Manually sorting this data is not possible so machine learning techniques need to be employed to sort and interpret this data to identify evidence of recreational activities. Computer vision algorithms can identify objects and scenes in images while natural language processing can assist in processing the textual data associated with the images (Najafabadi et al., 2015). The aim of this research will be to employ these methods to identify recreational activities in the park using Flickr data and map these using the image locations.
- To identify recreational activities in De Hoge Veluwe National Park using Flickr imagery and meta-data.
- To map these activities using the locations of relevant images.
- Di Minin, E., Tenkanen, H., Toivonen, T., 2015. Prospects and challenges for social media data in conservation science. Front. Environ. Sci. 3, 63.
- Najafabadi, M.M., Villanustre, F., Khoshgoftaar, T.M., Seliya, N., Wald, R., Muharemagic, E., 2015. Deep learning applications and challenges in big data analytics. J. Big Data 2, 1–21.
- Richards, D.R., Tunçer, B., 2017. Using image recognition to automate assessment of cultural ecosystem services from social media photographs.
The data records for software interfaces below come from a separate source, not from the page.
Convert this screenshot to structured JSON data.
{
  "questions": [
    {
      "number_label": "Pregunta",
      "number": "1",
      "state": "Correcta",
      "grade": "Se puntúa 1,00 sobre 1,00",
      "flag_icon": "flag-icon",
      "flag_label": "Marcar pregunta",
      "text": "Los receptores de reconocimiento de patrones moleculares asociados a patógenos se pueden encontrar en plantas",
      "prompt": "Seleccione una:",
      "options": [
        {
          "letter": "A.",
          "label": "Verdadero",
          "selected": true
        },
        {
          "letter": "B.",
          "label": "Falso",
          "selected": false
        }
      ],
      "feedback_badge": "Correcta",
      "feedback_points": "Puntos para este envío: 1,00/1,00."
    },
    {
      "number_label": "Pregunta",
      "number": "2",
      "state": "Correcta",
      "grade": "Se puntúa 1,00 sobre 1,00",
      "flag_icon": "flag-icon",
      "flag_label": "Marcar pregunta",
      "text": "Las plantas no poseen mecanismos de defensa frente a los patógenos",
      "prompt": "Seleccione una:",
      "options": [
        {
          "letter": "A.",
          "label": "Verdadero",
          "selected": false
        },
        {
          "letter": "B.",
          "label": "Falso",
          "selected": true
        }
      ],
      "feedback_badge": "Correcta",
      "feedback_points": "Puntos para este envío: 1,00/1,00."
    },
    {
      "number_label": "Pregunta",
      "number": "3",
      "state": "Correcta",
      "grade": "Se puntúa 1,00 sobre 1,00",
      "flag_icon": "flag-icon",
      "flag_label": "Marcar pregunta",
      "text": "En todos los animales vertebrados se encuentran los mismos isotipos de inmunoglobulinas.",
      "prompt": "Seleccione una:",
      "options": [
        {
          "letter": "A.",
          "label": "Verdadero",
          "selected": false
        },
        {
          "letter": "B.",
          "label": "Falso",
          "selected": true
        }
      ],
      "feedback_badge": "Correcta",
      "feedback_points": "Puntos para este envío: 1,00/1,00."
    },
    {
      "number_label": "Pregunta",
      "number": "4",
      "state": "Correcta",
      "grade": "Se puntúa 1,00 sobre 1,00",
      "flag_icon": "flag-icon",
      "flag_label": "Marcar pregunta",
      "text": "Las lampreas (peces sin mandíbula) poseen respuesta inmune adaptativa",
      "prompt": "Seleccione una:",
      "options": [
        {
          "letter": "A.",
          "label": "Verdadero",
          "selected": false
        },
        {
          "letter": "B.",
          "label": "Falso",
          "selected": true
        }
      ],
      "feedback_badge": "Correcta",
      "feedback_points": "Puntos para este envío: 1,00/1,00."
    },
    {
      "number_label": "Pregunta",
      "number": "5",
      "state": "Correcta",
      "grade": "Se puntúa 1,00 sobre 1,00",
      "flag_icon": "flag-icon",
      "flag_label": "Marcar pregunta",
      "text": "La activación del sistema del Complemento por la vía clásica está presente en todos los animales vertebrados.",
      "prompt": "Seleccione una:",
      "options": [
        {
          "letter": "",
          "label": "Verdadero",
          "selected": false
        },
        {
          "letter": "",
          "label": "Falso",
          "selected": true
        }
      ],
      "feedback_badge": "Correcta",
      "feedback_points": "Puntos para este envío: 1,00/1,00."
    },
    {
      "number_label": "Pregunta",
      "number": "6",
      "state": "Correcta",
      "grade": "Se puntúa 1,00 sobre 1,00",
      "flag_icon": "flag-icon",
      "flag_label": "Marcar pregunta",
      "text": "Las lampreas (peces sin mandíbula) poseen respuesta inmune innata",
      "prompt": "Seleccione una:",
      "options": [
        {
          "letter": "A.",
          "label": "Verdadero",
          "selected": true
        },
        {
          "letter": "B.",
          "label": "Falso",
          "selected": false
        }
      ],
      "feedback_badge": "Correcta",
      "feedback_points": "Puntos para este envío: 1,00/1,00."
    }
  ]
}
Ecosyst. Serv. 31, 318–325.
- Stichting Het Nationale Park de Hoge Veluwe, 2018. Annual Report 2017. Hoenderloo.
- Wood, S.A., Guerry, A.D., Silver, J.M., Lacayo, M., 2013. Using social media to quantify nature- based tourism and recreation. Sci. Rep. 3, 1–7.
- Zhou, B., Liu, L., Oliva, A., Torralba, A., 2014. Recognizing city identity via attribute analysis of geo-tagged images. Eur. Conf. Comput. Vis. 519–534.
- Student must have a level of proficiency in Python or R.
- Previous experience with machine learning is preferred.
Theme(s): Human – space interaction, Empowering & engaging communities